Audit Entrance Conference The audit entrance conference takes place the first day the AAS auditor is on campus. Representatives from the affected area(s) are invited, and the AAS auditor outlines audit objectives, approximate time schedules, types of audit tests, and the audit report process.
Weekly Status Meeting Representatives from the affected area(s) are invited, and the AAS auditor discusses any potential audit observations and outstanding document requests. This allows the campus parties to discuss or clarify issues before they become audit observations and helps keep the audit on schedule.
Informal Exit Conference The informal exit conference takes place on the last day the AAS auditor is on campus. The division VP or designee and representatives from the affected parties are invited. The AAS auditor discusses the observations and answers any questions. The campus still has an opportunity to provide more information if it disagrees with any of the observations.
Step Description
Preliminary Draft Report AAS issues a preliminary draft report 4 - 8 weeks after the audit fieldwork. The campus has seven (7) days to review and propose any changes to the draft report and exercise the option to forgo the formal exit conference. The assigned AAS Assistant Vice Chancellor and Audit Manager review the proposed changes, seeks concurrence from the Vice Chancellor and Chief Audit Officer (VCCAO), and either accepts (all or partial), denies the changes, or proposes alternate text. The campus can then immediately review the preliminary draft again until an agreement is reached.
Formal Exit Conference If there is no agreement for the preliminary draft report, the campus can request a formal exit conference to discuss the audit results with the VCCAO.
Incomplete Draft Report AAS issues an incomplete draft report once an agreement has been reached on the preliminary draft report. The campus has 15 days to submit a management response and corrective action plan with a time estimate for completion for each observation.
Acceptance of Audit Report and Clearance of Recommendation After AAS accepts the management response, the campus needs to submit appropriate documentation to support the completion​ of the corrective action in accordance with the estimated timeline provided in the management response (normally within six (6) months of the report date). Once AAS accepts the campus supporting documentation, the recommendations will be cleared and the audit is complete.

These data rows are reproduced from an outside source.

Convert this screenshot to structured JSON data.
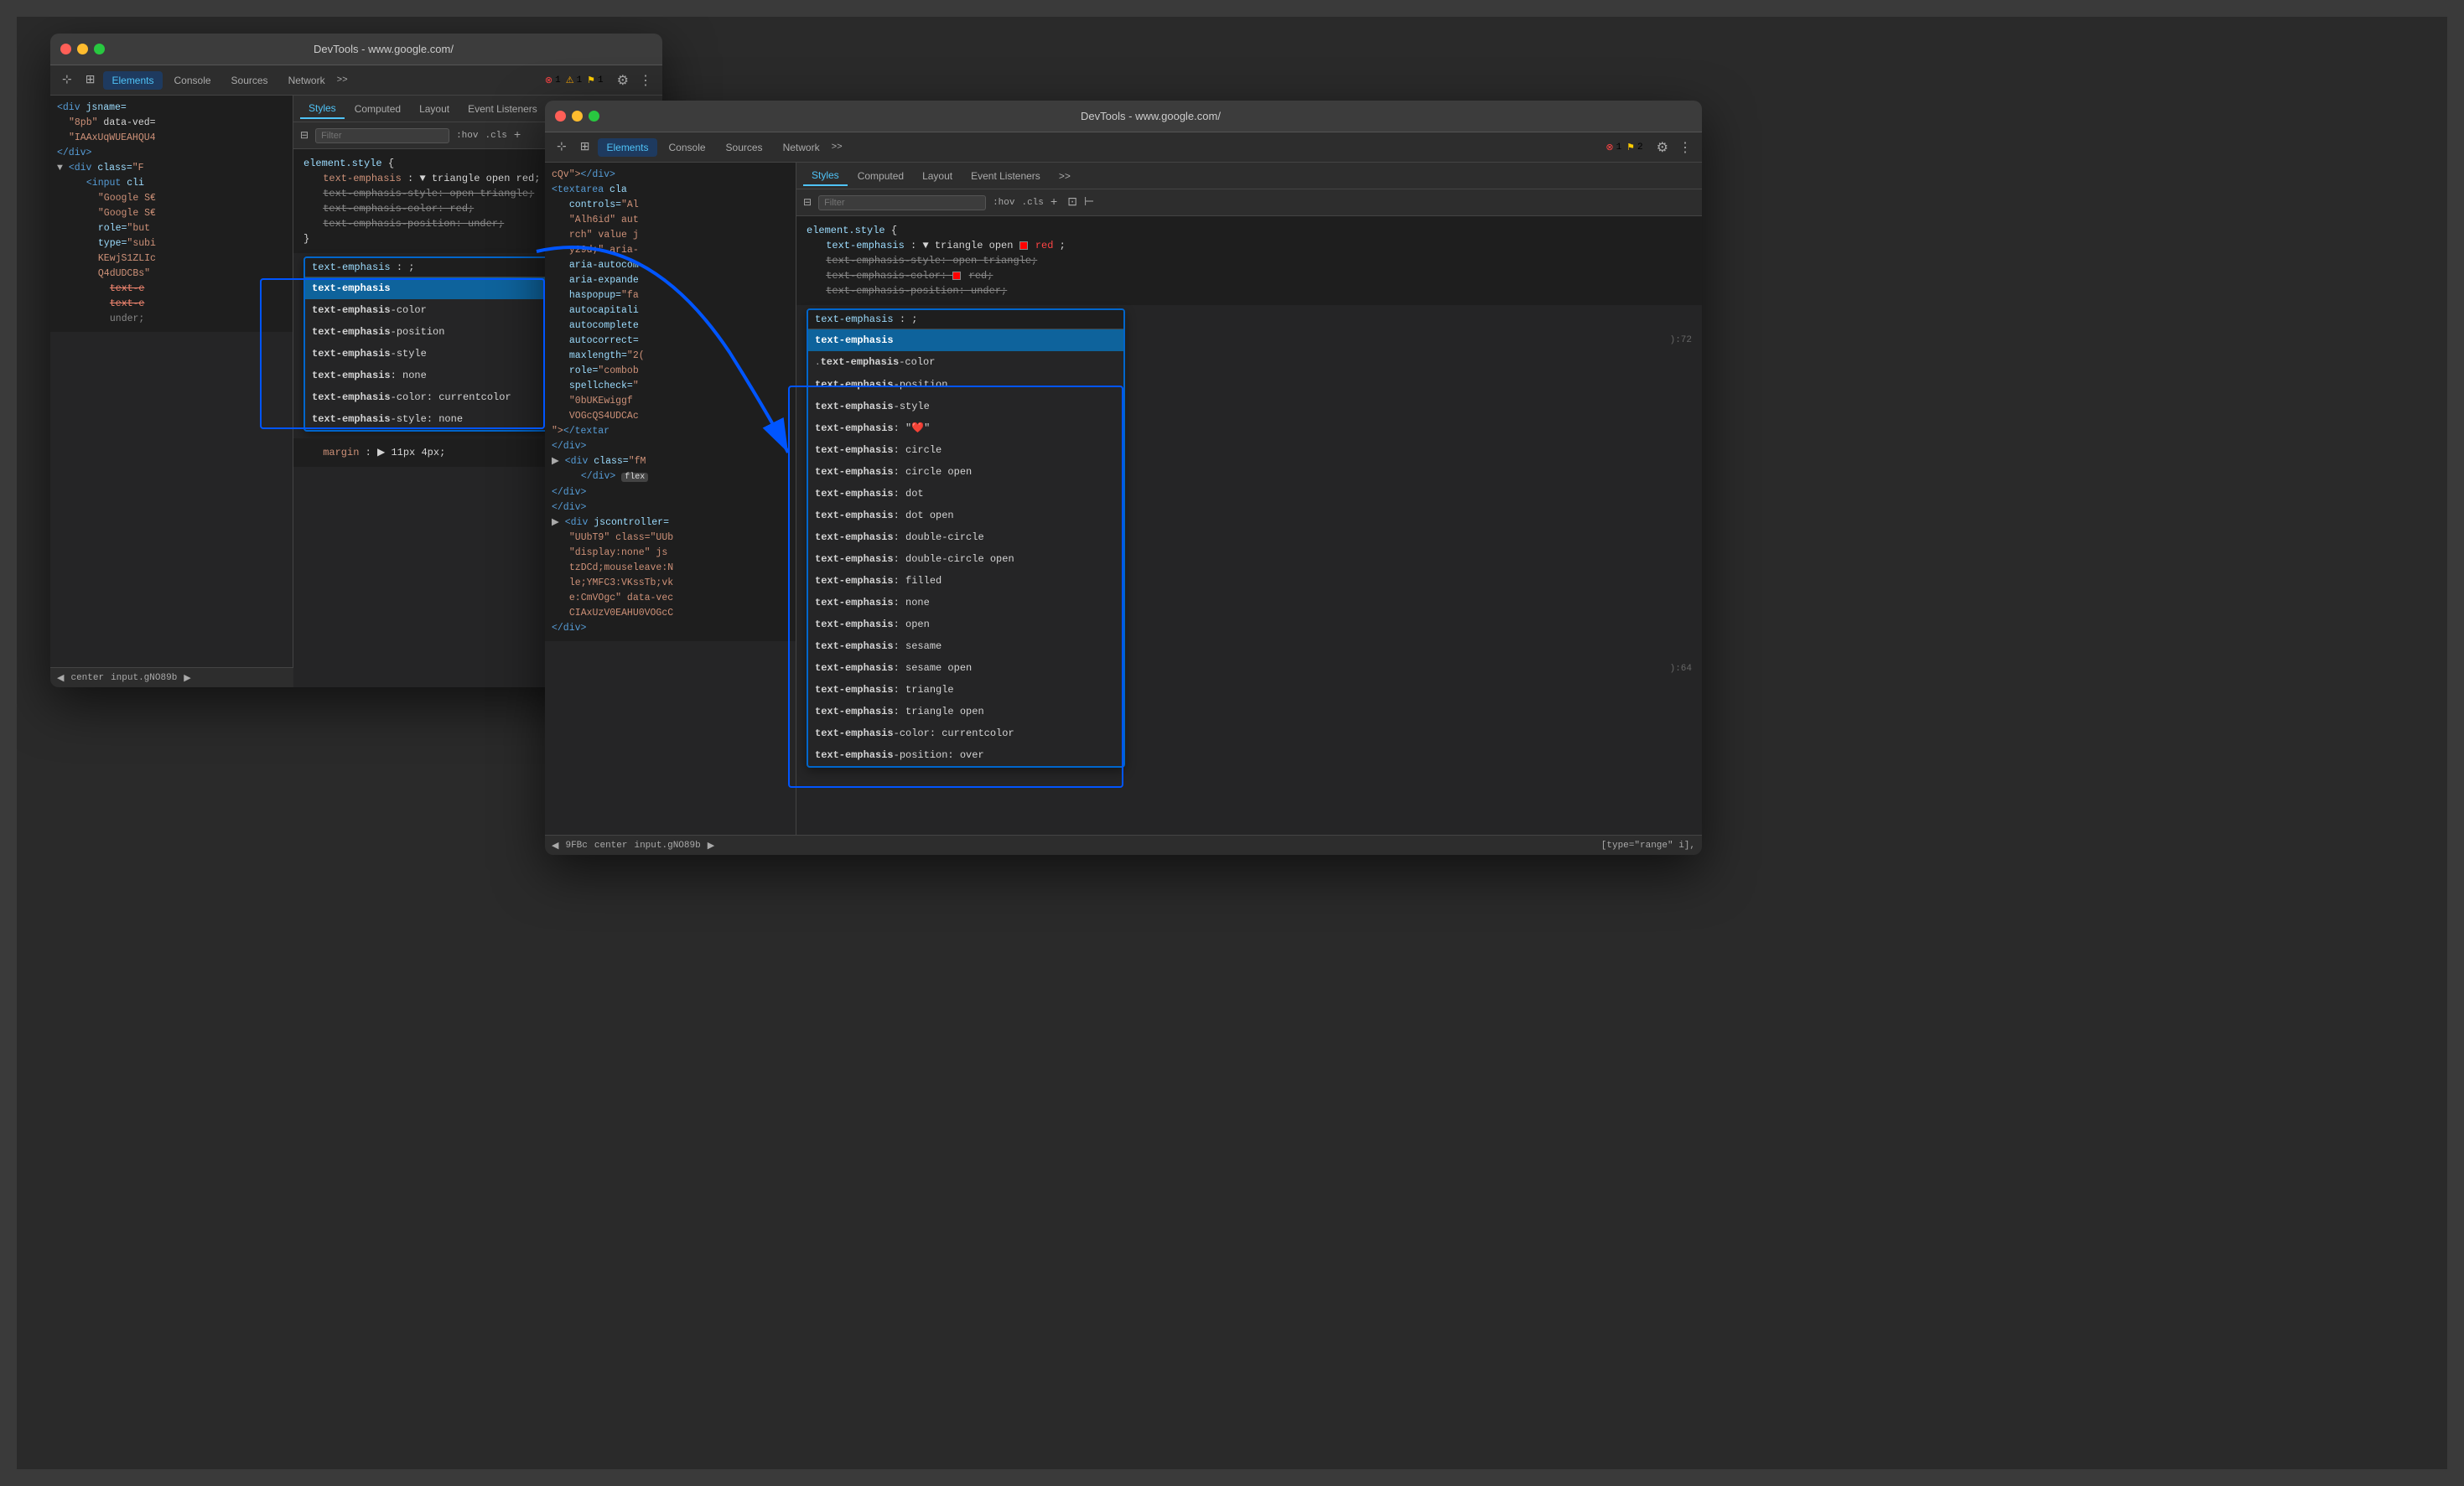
{
  "windows": {
    "back": {
      "title": "DevTools - www.google.com/",
      "tabs": [
        "Elements",
        "Console",
        "Sources",
        "Network"
      ],
      "more": ">>",
      "errors": {
        "error": "1",
        "warn": "1",
        "info": "1"
      },
      "stylesTabs": [
        "Styles",
        "Computed",
        "Layout",
        "Event Listeners"
      ],
      "filterPlaceholder": "Filter",
      "cssContent": [
        "element.style {",
        "  text-emphasis: ▼ triangle open red;",
        "  text-emphasis-style: open triangle;",
        "  text-emphasis-color: red;",
        "  text-emphasis-position: under;",
        "}"
      ],
      "autocomplete": {
        "inputValue": "text-emphasis: ;",
        "items": [
          "text-emphasis",
          "text-emphasis-color",
          "text-emphasis-position",
          "text-emphasis-style",
          "text-emphasis: none",
          "text-emphasis-color: currentcolor",
          "text-emphasis-style: none"
        ],
        "selectedIndex": 0
      },
      "margin": "margin: ▶ 11px 4px;"
    },
    "front": {
      "title": "DevTools - www.google.com/",
      "tabs": [
        "Elements",
        "Console",
        "Sources",
        "Network"
      ],
      "more": ">>",
      "errors": {
        "error": "1",
        "info": "2"
      },
      "stylesTabs": [
        "Styles",
        "Computed",
        "Layout",
        "Event Listeners"
      ],
      "filterPlaceholder": "Filter",
      "htmlPanel": {
        "lines": [
          "cQv\"></div>",
          "<textarea cla",
          "  controls=\"Al",
          "  \"Alh6id\" aut",
          "  rch\" value j",
          "  y29d;\" aria-",
          "  aria-autocom",
          "  aria-expande",
          "  haspopup=\"fa",
          "  autocapitali",
          "  autocomplete",
          "  autocorrect=",
          "  maxlength=\"2",
          "  role=\"combo",
          "  spellcheck=\"",
          "  \"0bUKEwiggf",
          "  VOGcQS4UDCAc",
          "\"></textar",
          "</div>",
          "▶ <div class=\"fM",
          "  </div> flex",
          "</div>",
          "</div>",
          "▶ <div jscontroll",
          "  \"UUbT9\" class=\"UU",
          "  \"display:none\" js",
          "  tzDCd;mouseleave:",
          "  le;YMFC3:VKssTb;vk",
          "  e:CmVOgc\" data-ve",
          "  CIAxUzV0EAHU0VOGcC",
          "</div>"
        ]
      },
      "cssContent": [
        "element.style {",
        "  text-emphasis: ▼ triangle open ■ red;",
        "  text-emphasis-style: open triangle;",
        "  text-emphasis-color: ■ red;",
        "  text-emphasis-position: under;"
      ],
      "autocomplete": {
        "inputValue": "text-emphasis: ;",
        "items": [
          "text-emphasis",
          "text-emphasis-color",
          "text-emphasis-position",
          "text-emphasis-style",
          "text-emphasis: \"❤\"",
          "text-emphasis: circle",
          "text-emphasis: circle open",
          "text-emphasis: dot",
          "text-emphasis: dot open",
          "text-emphasis: double-circle",
          "text-emphasis: double-circle open",
          "text-emphasis: filled",
          "text-emphasis: none",
          "text-emphasis: open",
          "text-emphasis: sesame",
          "text-emphasis: sesame open",
          "text-emphasis: triangle",
          "text-emphasis: triangle open",
          "text-emphasis-color: currentcolor",
          "text-emphasis-position: over"
        ],
        "selectedIndex": 0
      },
      "statusBar": {
        "items": [
          "9FBc",
          "center",
          "input.gNO89b"
        ]
      },
      "statusBarRight": "[type=\"range\" i],"
    }
  },
  "icons": {
    "cursor": "⊹",
    "layers": "⊞",
    "gear": "⚙",
    "dots": "⋮",
    "filter": "⊟",
    "plus": "+",
    "styles_icons": "⊡ ⊢",
    "arrow_right": "▶",
    "arrow_down": "▼",
    "error_icon": "⊗",
    "warning_icon": "⚠",
    "info_icon": "⚑"
  }
}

On occasion, San Francisco State University or its constituents may receive notification of an audit/review/investigation by an outside entity from state and federal entities such as the State Auditor’s Office, State Controller’s Office, Department of Finance, National Institute of Health, and the National Science Foundation, among others (Please note, this does not apply to accreditation reviews). While ownership for handling and coordinating such an audit would remain with the campus and/or entity, the Audit and Advisory Services (AAS) should be informed of audits happening on campus to inform the Chancellor's Office since some audits may impact multiple campuses or have other systemwide implications. Additionally, AAS may be able to provide guidance and resources should there be a need. Please notify to inform of potential audit reviews and to request assistance.

For additional questions, concerns, or guidance please contact Jessica Perkinson, the Audit and Policy Coordinator for San Francisco State University.

Audit Reports for SF State